━━━━━ EXERCISE MATERIAL

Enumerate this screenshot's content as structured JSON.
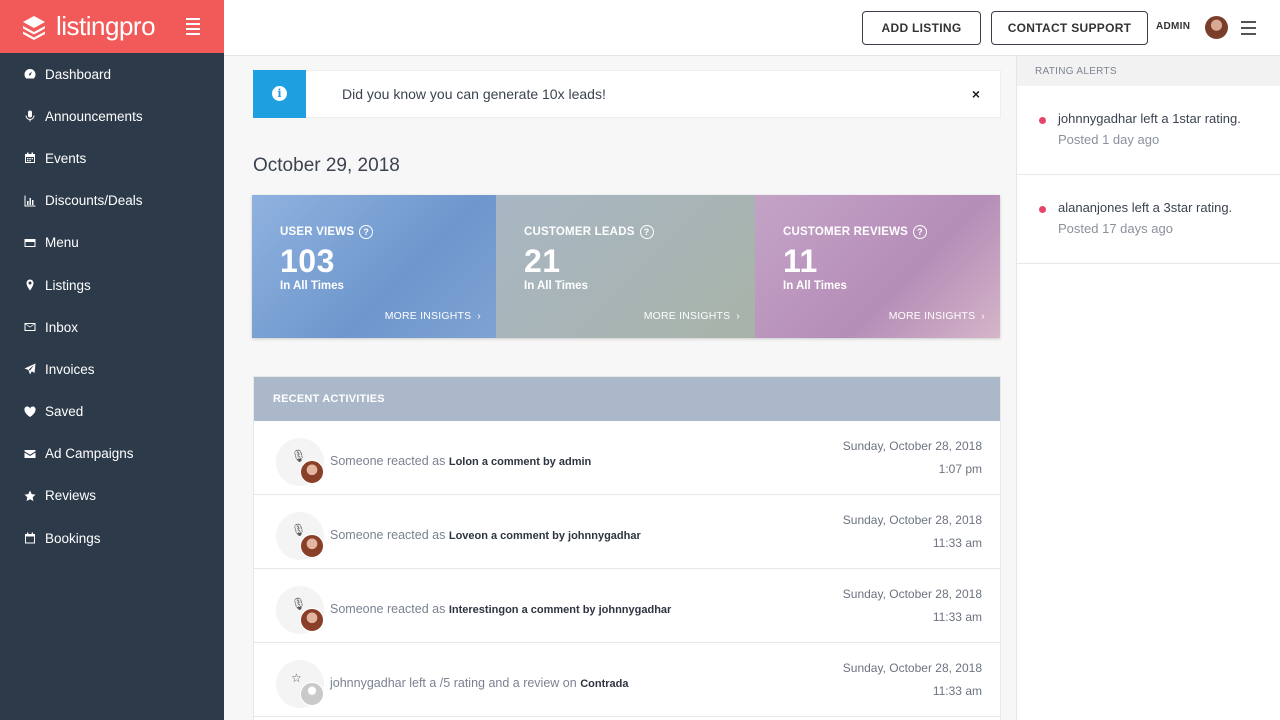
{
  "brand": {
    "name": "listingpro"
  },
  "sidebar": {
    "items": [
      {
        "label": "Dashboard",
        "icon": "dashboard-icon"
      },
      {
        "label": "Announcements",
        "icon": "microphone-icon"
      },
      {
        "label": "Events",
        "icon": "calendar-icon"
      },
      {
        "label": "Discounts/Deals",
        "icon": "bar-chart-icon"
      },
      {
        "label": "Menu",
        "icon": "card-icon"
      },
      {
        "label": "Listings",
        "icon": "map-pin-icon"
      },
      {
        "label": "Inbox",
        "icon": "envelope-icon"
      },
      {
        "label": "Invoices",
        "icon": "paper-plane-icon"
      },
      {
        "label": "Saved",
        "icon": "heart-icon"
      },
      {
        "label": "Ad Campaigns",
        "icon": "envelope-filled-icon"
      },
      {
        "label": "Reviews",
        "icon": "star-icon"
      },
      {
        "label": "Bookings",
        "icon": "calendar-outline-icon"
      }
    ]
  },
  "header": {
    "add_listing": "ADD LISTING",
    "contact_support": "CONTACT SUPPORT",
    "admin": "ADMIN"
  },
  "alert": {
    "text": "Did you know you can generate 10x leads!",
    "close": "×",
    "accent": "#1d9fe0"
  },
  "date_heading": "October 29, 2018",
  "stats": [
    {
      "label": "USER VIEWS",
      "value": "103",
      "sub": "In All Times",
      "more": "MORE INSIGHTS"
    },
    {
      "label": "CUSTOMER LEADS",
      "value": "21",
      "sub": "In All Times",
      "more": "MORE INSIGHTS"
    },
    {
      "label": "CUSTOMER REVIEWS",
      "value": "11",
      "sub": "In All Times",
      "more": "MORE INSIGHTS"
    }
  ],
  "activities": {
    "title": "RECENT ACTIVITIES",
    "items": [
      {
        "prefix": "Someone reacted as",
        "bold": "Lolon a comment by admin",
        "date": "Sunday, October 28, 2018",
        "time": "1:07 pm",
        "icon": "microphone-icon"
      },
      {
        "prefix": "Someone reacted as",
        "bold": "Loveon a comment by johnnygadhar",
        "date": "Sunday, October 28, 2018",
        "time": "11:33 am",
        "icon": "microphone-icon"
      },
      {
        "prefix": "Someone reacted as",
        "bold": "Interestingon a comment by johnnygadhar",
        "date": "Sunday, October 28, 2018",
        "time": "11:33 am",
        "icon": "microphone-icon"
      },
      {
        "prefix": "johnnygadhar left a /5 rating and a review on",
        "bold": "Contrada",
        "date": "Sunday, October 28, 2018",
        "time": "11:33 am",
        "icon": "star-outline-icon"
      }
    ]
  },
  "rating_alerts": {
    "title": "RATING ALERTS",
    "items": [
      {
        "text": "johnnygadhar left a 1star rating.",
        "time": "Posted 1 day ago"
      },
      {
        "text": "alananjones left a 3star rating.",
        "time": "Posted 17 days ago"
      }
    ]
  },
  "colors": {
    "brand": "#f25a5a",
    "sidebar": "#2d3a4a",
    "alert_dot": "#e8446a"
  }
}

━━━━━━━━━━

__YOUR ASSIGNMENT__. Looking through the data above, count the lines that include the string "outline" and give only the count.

__ANSWER FOR THE TASK__. 2